Insurance Definition For Moral Hazard. [noun] the possibility of loss to an insurance company arising from the character or circumstances of the insured. For insurance companies, the concept of moral hazard means that insured people may take risks that they otherwise would not take if they were to be held solely responsible for the outcome.
[noun] the possibility of loss to an insurance company arising from the character or circumstances of the insured. The idea is that getting coverage might discourage a homeowner from taking reasonable and prudent actions to protect their home and belongings because they know the insurance company will pay for damages. For example, insurance applications may seem overly complicated, but they ask all those questions so the insurer can feel reasonably confident that they have all the information they need to issue a policy with the correct coverages (and price) for the situation.
Moral Hazard Is A Tricky Situation That Makes For Unfair And Sometimes Dangerous Financial Transactions.
Insurance hazard means the conditions or situations that increase the chances of a loss arising from a peril.
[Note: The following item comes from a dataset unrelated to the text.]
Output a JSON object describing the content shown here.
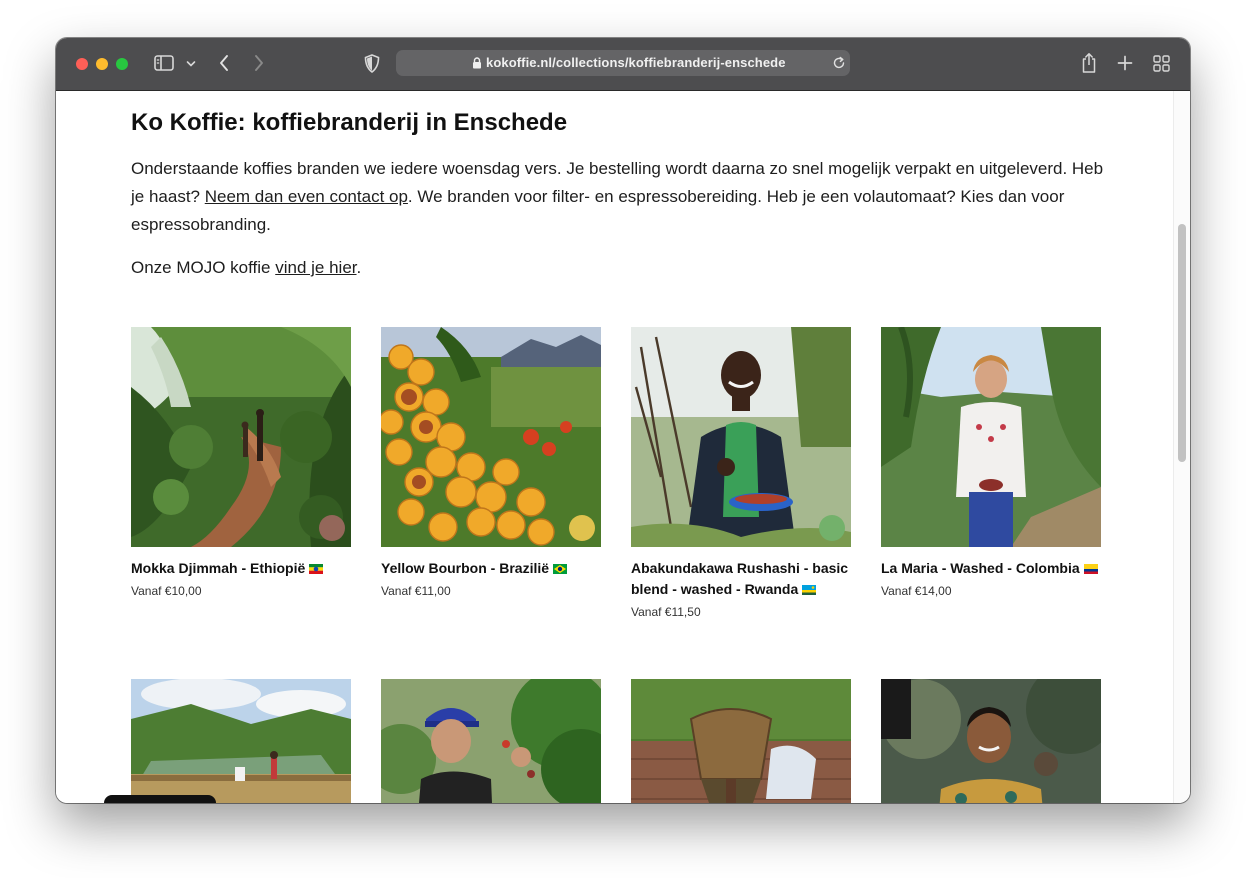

The concept of a moral hazard is essential for insurance because people may be inclined towards. Insurance and other financial arenas operate best when moral hazard situations don’t arise.
Insurance Companies Have Several Mechanisms They Use To Deal With The Moral Hazard Issue.
Both parties entering into a Examples of physical hazards are; 2 types of insurance hazards are physical hazards and moral hazards.
The Idea Is That Getting Coverage Might Discourage A Homeowner From Taking Reasonable And Prudent Actions To Protect Their Home And Belongings Because They Know The Insurance Company Will Pay For Damages.
A moral hazard is a situation where someone has limited responsibility for the risks they take. It argues that in the case of liability insurance, moral hazard takes on dimensions that are Although the terms bear some resemblance, a moral hazard is not the same thing as a morale hazard.
Morale Hazard Only Occurs When The Change Of Behavior Is Unintentional.
For instance, an insurance contract empowers the insured to. The use of the term in this context dates back at least to arrow ( 1963 ). Or they might be less careful when handling their laptop if damage or loss is covered by their personal property insurance.
What Is The Definition Of Moral Hazard?
Moral hazard is something underwriters have to factor into their calculations, since it means that past (uninsured) behavior is not always a perfect predictor for future (insured) behavior. Moral hazard refers to a situation where a market transaction (or other implicit agreement) empowers one of the parties to the transaction to take an unobservable action that is more beneficial to that party than earlier, and more harmful to the other party than earlier. For insurance companies, the concept of moral hazard means that insured people may take risks that they otherwise would not take if they were to be held solely responsible for the outcome.